# Conditional expectation; how to find E[xy] when E[x|y] is known?

In my studies for an exam which I have on Friday I have come across this assignment from last year in which the following question is asked:

"Let $$E[x] = \mu$$ and $$var[x] = \sigma^2$$. If $$E[x \lvert y] = a + bx$$, find $$E[xy]$$ as a function of $$\mu$$ and $$\sigma^2$$."

Now in this assignment of last year, an answer by a group of students from that year was provided:

"The law of total expectations states $$E[xy] = E[E[xy \lvert x]]$$. By linearity of conditional expectations, $$E[E[xy \lvert x]] = E[xE[y \lvert x]]$$. We get

$$E[xy] = E[E[xy \lvert x]] = E[x[E[y \lvert x]] = E[x(a + bx)] =$$ ...."

Where at the end they simply write out the expression and then input the given $$\mu$$ and $$\sigma^2$$. I'm not sure whether this is correct. First of all, I'm not sure whether I understand correctly how $$E[xy] = E[E[xy \lvert x]]$$ follows from the law of total expectation. I thought that it might be as follows:

$$E[E[XY \lvert X = x]] = E[xE[Y \lvert X = x]] = \sum_x xE[Y \lvert X]P[X = x] =$$ $$\sum_x \sum_y x y P[X = x \lvert Y = y]P[X = x] = \sum_x \sum_y x y P[X = x, Y = y] = E[XY].$$

However I would like to know if that line of reasoning is correct.

Secondly I don't see why $$E[y \lvert x] = E[x \lvert y]$$ would have to be true. Could anyone tell me whether this is correct and possibly explain why it is correct or what is correct if it isn't? Mathematically, intuitively, or both?

• If you write $Z$ for $XY$ (note $Z$ has nothing to do with normal random variables), then would you agree that $E[Z\mid X=x] = E[xY\mid X=x] = xE[Y\mid X=x]$? If so, then note that when $X$ equals $x$, the random variable $E[Z\mid X] = E[XY\mid X]$ takes on value $xE[Y\mid X=x]$ and so the random variable $E[XY \mid X]$ is $XE[Y\mid X]$ (and is a function of $X$ as it shoud be),. Mar 27 '19 at 15:41

This is correct: $$E[XY] = E[E[XY\lvert X]] = E[X[E[Y \lvert X]] = E[X(a + bX)].$$

By linearity of the expectation operator, we get $$E[XY]=aE[X]+bE[X^2].$$ Using the fact that $$E[X]=\mu$$ and $$E[X^2]=\sigma^2+\mu^2$$, we get

$$E[XY]=a\mu+b(\mu^2+\sigma^2).$$
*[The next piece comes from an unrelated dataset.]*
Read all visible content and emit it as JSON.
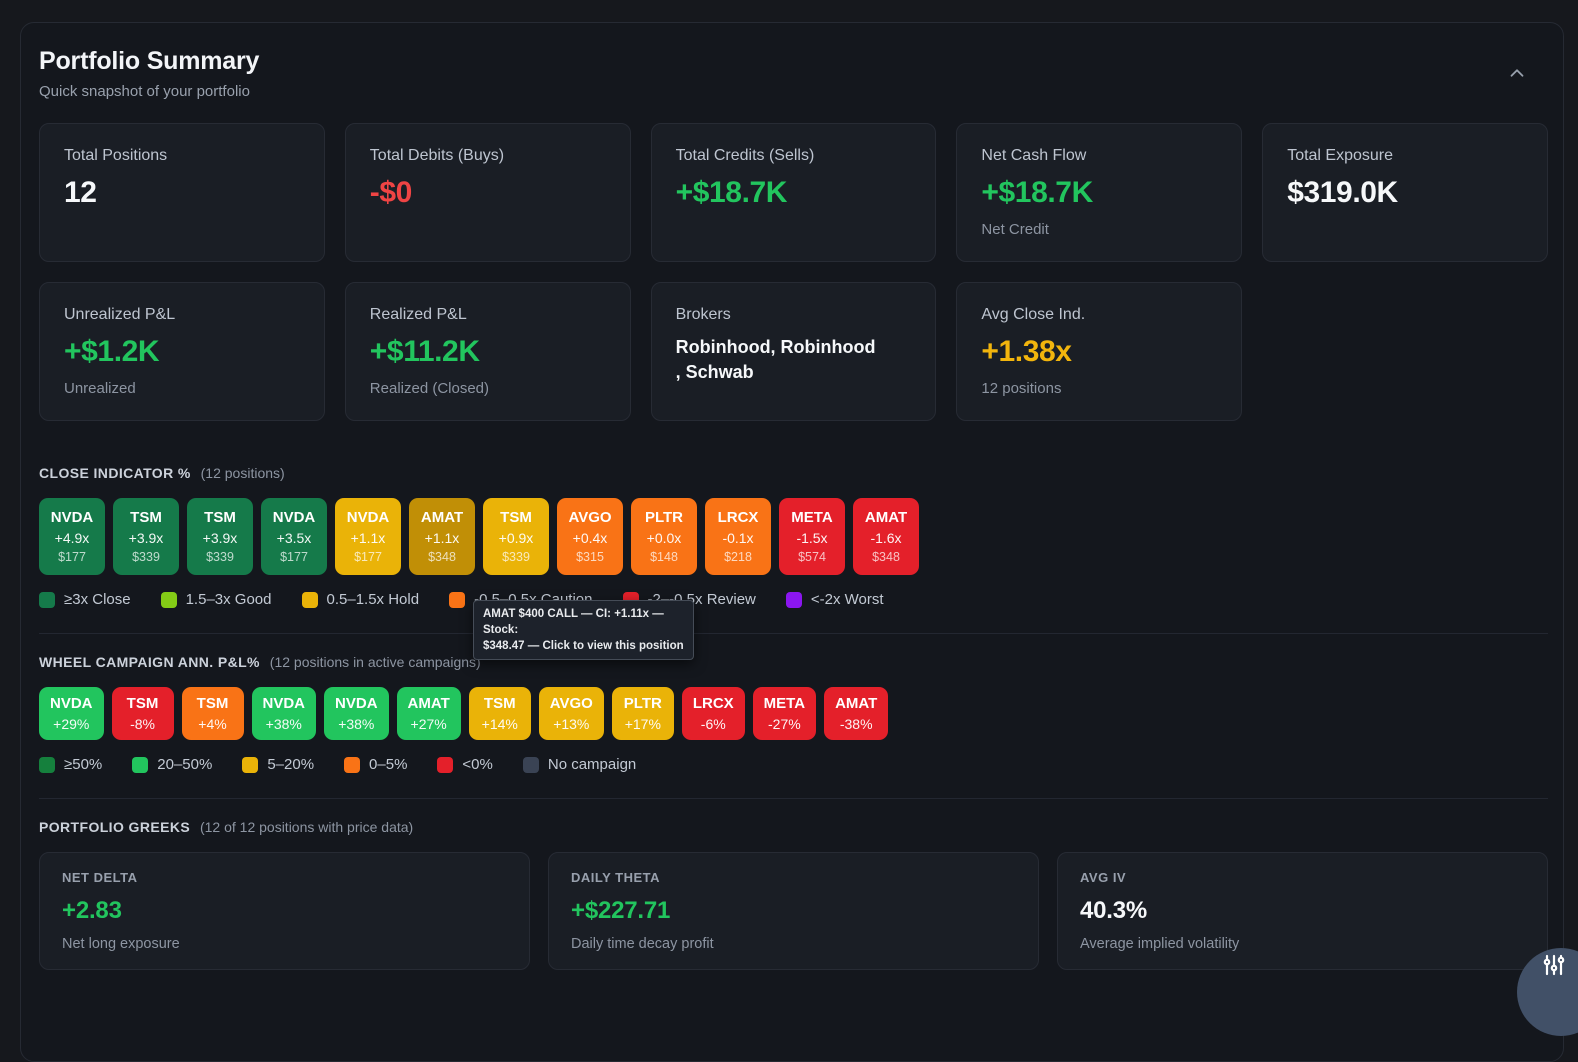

• So $E[Y \lvert X] = E[X \lvert Y]$? How?
– Anon
Mar 27 '19 at 16:08
• Of course not, where did you get this? $E(Y|X)$ is a function of $X$, while $E(X|Y)$ is a function of $Y$. I copied the first line from your post.
– dlnB
Mar 27 '19 at 16:09
• You write that $E[Y \lvert X] = a + bX$, however, it is given that $E[X \lvert Y] = a + bX$.
– Anon
Mar 27 '19 at 16:11
• Oh right I didn't notice that. It must be a typo. $E(X|Y)$ would have to be a function of $Y$, not $X$. If your assigned problem has written that $E(X|Y)=a+bX$, it must be a typo that should read $E(Y|X)=a+bX$.
– dlnB
Mar 27 '19 at 16:12
• As you were typing that the same idea came to me... I checked the original assignment file and indeed it was a typo. Now excuse me as I go stab myself with a pen while realizing I wasted 40 minutes thinking about this. Thank you for your help.
– Anon
Mar 27 '19 at 16:14